X-Men: Days of Future Past brings back most of the cast from the Bryan Singer films (X-Men and X2) and merges them with the cast of Matthew Vaughn’s First Class for a storyline involving time-travel and the mutants’ desperate attempt to correct an error in 1973 that would, fifty years later, lead to annihilation for both mutants and humans alike. Simon Kinberg’s screenplay puts Wolverine (Hugh Jackman) front and center, sent back in time by the powers of Kitty Pride (Ellen Page) to unite the younger versions of Professor X (James McAvoy) and Magneto (Michael Fassbender) to stop their mutual love interest Mystique (Jennifer Lawrence) from assassinating Dr. Bolivar Trask (Peter Dinklage). Trask is the inventor of the Sentinels, giant flying robots designed to target and destroy mutants. But if history remains unaltered, they actually end up destroying humanity as well.
If you love Singer’s X-Men films and Vaughn’s First Class, you’ll love this one, too. I thought it utilized its large ensemble of well-loved characters extraordinarily well and builds to a solid third act that features cross-cutting action between Sentinel battles in both the past and the future. That third act is also surprisingly emotional, taking you right to the brink of every single character’s utter demise before showing the faintest glimmer of hope. Singer has always known the power of the X-Men is in character, and he proves it here once again.

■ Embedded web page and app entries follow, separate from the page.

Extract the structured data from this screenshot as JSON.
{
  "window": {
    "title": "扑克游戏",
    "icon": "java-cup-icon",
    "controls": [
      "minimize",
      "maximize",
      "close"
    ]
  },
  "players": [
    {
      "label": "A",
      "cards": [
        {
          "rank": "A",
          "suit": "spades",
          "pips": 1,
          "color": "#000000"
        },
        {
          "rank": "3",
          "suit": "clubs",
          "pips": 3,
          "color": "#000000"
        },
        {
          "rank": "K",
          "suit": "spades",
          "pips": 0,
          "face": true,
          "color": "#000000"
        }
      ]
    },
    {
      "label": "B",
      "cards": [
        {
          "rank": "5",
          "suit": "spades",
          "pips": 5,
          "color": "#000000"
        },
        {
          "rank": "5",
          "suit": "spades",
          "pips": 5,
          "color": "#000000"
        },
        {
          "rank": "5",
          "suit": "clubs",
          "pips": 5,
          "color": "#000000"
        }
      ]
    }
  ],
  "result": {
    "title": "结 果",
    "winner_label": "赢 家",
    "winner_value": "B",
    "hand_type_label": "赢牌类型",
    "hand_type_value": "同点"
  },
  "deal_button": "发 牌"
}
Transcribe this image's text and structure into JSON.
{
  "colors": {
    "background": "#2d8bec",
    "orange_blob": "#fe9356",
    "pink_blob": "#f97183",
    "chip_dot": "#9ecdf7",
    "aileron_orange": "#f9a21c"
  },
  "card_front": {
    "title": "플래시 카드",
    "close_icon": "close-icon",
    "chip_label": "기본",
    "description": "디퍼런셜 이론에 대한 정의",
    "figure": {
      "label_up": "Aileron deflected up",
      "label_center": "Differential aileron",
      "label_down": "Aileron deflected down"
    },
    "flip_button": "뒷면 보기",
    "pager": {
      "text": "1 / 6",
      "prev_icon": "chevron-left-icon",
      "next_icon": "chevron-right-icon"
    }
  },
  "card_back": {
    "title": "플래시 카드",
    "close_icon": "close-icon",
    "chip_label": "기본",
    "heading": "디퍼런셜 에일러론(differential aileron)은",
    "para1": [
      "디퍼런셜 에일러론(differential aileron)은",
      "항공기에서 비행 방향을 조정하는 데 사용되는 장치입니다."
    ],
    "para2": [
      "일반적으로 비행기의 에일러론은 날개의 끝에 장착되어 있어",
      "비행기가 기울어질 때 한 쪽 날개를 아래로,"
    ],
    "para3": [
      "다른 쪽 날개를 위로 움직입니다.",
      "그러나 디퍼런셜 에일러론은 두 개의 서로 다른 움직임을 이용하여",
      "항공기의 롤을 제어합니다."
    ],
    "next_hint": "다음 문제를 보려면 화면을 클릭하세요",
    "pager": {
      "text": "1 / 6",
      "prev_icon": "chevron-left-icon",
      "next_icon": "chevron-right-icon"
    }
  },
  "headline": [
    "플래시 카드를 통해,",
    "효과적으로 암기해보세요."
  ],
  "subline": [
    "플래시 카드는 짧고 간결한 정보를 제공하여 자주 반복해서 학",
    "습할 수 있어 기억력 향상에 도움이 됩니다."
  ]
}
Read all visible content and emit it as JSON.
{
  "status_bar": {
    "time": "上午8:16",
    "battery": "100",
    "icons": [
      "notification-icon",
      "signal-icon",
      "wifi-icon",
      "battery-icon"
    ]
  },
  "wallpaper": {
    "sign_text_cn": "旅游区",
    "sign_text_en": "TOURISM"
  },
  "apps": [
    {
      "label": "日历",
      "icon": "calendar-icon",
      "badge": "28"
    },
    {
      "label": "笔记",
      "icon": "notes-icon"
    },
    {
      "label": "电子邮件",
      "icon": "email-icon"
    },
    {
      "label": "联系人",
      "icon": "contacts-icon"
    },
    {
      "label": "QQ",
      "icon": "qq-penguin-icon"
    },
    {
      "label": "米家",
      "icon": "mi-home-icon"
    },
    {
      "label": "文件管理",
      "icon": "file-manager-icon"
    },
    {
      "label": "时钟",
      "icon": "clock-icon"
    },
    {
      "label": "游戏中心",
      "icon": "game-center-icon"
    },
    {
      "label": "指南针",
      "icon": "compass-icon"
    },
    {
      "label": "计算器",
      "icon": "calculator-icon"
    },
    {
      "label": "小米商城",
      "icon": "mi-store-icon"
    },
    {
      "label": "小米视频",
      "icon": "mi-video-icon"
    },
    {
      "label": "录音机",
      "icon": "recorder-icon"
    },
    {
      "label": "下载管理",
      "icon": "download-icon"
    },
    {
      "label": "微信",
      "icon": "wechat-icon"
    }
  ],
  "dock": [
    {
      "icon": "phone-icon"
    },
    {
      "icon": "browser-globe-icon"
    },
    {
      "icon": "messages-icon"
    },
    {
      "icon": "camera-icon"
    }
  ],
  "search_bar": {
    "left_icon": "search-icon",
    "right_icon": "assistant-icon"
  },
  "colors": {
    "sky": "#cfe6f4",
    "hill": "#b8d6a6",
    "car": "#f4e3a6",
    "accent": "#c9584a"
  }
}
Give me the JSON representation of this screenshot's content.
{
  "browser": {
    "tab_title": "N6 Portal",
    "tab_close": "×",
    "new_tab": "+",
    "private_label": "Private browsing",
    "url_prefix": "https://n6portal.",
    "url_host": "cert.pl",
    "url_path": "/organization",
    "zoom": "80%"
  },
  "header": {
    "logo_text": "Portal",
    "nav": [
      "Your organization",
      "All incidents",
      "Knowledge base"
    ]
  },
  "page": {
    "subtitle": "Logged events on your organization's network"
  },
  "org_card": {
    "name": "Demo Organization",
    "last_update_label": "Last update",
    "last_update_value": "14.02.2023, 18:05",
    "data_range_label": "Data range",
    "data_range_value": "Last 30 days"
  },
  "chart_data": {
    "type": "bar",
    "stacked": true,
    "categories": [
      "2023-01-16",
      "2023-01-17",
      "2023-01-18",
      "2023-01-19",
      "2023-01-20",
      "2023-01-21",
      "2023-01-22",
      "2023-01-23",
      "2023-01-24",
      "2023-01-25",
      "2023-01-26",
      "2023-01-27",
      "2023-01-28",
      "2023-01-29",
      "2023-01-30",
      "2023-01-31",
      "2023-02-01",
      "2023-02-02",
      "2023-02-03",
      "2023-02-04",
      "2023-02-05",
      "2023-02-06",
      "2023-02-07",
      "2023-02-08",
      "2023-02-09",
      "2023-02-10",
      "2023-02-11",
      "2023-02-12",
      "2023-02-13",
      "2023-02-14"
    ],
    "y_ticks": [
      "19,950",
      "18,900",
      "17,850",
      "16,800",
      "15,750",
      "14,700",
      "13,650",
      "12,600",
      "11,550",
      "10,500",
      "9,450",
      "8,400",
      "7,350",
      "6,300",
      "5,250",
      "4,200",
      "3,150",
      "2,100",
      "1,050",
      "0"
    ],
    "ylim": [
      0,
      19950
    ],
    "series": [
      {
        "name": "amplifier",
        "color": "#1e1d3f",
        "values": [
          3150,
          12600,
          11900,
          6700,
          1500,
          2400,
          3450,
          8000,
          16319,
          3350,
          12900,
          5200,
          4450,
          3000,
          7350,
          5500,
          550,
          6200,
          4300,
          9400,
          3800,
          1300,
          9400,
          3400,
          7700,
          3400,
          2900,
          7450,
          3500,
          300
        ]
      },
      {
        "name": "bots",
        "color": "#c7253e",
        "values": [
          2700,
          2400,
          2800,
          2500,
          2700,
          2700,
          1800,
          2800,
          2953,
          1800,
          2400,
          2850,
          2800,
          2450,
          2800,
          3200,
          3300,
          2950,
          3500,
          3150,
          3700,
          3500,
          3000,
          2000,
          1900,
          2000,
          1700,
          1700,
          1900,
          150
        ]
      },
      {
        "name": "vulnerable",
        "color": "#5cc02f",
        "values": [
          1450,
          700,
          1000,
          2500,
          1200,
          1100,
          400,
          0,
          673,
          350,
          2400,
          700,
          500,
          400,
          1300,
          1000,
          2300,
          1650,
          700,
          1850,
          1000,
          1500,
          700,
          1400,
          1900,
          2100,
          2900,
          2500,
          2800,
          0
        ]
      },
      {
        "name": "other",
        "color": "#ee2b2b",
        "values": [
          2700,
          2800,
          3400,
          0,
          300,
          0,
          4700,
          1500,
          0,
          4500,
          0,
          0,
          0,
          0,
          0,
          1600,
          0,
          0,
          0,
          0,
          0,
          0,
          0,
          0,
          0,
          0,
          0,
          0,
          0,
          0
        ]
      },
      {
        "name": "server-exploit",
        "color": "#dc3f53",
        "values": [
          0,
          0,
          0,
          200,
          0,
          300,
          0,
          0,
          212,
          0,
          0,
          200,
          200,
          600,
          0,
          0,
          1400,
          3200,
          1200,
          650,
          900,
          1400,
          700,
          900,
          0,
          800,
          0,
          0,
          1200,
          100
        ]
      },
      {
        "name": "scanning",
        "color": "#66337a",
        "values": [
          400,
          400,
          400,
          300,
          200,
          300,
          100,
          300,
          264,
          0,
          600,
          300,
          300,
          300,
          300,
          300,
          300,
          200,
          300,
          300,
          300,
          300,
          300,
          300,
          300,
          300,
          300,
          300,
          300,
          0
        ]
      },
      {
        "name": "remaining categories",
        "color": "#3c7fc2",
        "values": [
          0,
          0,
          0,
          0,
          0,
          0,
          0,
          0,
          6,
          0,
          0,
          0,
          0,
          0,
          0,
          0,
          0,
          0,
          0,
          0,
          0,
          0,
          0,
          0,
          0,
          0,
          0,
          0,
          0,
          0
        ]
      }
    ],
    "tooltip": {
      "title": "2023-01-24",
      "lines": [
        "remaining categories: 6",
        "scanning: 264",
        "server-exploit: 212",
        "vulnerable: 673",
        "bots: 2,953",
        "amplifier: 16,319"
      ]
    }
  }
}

Besides Jackman’s Wolverine, the film also belongs to McAvoy, Fassbender, and Lawrence, all on their A-game. Since both men pine for the blue shape-shifter, the dynamic among them is continually surprising. Fassbender strikes a terrific balance in a tricky role — he’s still Charles’ friend, but no less the bad-ass Magneto needs to be. The balance of power in this trio becomes the crux of the Act Three climax.
Nicholas Hoult (Warm Bodies) gets ample screen time reprising his role as Beast, while Patrick Stewart and Ian McKellen reprise their roles as older Professor X and Magneto in the apocalyptic future. Other actors make the most of their smaller roles in the film, including Halle Berry as Storm, Shawn Ashmore as Iceman, and Daniel Cudmore as Colossus.
There’s one new character who steals the show: Quicksilver. He’s played by Evan Peters (American Horror Story, Kick-Ass), and even though he’s only in a few scenes, one of them is hands-down my favorite in the entire movie. Maybe it shouldn’t be a surprise that in a dark film about total annihilation, the biggest reaction from the crowd comes from a comic spectacle. A truly inspired sequence — look for it when Quicksilver helps Wolverine, Charles, and Beast break Magneto out of his underground Pentagon prison.
With Omar Sy, Bingbing Fan, Josh Helman, Adan Canto, Booboo Stewart, and Mark Camacho as President Nixon.